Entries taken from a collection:

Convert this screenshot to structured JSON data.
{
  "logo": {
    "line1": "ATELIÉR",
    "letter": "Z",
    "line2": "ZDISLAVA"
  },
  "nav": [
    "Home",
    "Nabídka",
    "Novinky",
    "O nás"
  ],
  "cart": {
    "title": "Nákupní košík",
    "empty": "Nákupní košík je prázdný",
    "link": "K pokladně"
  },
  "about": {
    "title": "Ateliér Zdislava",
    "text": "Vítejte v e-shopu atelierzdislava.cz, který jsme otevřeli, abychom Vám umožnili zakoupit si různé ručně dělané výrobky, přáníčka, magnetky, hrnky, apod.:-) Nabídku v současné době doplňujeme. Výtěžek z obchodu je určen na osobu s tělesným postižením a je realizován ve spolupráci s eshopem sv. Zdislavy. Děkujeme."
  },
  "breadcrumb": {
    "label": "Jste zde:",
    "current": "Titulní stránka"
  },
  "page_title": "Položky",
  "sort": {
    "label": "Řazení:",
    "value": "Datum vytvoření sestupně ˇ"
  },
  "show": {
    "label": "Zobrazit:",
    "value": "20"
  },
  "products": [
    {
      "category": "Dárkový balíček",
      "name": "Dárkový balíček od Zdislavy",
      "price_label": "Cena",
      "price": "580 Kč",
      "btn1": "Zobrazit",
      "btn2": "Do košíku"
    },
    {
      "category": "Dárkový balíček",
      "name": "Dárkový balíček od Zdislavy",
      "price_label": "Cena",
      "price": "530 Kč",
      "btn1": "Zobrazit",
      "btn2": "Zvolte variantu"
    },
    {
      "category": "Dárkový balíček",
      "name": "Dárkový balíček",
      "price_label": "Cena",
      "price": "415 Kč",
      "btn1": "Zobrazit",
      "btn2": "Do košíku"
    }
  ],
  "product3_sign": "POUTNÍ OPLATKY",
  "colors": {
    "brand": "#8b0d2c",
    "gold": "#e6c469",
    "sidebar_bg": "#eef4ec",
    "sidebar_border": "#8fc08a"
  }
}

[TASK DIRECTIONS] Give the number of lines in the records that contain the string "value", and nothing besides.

[RESULT OF THIS TASK] 2